Top of GIVEN DATA

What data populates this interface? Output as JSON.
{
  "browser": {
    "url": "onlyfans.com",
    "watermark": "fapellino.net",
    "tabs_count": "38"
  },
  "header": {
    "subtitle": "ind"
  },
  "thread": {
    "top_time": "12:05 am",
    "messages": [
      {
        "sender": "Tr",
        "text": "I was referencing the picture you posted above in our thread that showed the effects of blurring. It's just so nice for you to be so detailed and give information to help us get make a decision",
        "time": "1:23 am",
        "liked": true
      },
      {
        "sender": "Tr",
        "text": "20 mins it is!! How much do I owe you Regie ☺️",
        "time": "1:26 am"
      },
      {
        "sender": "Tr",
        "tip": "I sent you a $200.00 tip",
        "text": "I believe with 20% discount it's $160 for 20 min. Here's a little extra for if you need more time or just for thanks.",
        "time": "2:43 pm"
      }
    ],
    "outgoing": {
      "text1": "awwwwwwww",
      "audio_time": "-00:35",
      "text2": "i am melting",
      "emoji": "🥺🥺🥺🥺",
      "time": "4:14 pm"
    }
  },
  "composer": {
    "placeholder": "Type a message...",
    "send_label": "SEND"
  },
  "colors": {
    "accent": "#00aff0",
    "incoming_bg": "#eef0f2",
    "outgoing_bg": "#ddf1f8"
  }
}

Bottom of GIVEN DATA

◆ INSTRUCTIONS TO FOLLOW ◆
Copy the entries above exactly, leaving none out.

◆ YOUR RESPONSE ◆
What data populates this interface? Output as JSON.
{
  "browser": {
    "url": "onlyfans.com",
    "watermark": "fapellino.net",
    "tabs_count": "38"
  },
  "header": {
    "subtitle": "ind"
  },
  "thread": {
    "top_time": "12:05 am",
    "messages": [
      {
        "sender": "Tr",
        "text": "I was referencing the picture you posted above in our thread that showed the effects of blurring. It's just so nice for you to be so detailed and give information to help us get make a decision",
        "time": "1:23 am",
        "liked": true
      },
      {
        "sender": "Tr",
        "text": "20 mins it is!! How much do I owe you Regie ☺️",
        "time": "1:26 am"
      },
      {
        "sender": "Tr",
        "tip": "I sent you a $200.00 tip",
        "text": "I believe with 20% discount it's $160 for 20 min. Here's a little extra for if you need more time or just for thanks.",
        "time": "2:43 pm"
      }
    ],
    "outgoing": {
      "text1": "awwwwwwww",
      "audio_time": "-00:35",
      "text2": "i am melting",
      "emoji": "🥺🥺🥺🥺",
      "time": "4:14 pm"
    }
  },
  "composer": {
    "placeholder": "Type a message...",
    "send_label": "SEND"
  },
  "colors": {
    "accent": "#00aff0",
    "incoming_bg": "#eef0f2",
    "outgoing_bg": "#ddf1f8"
  }
}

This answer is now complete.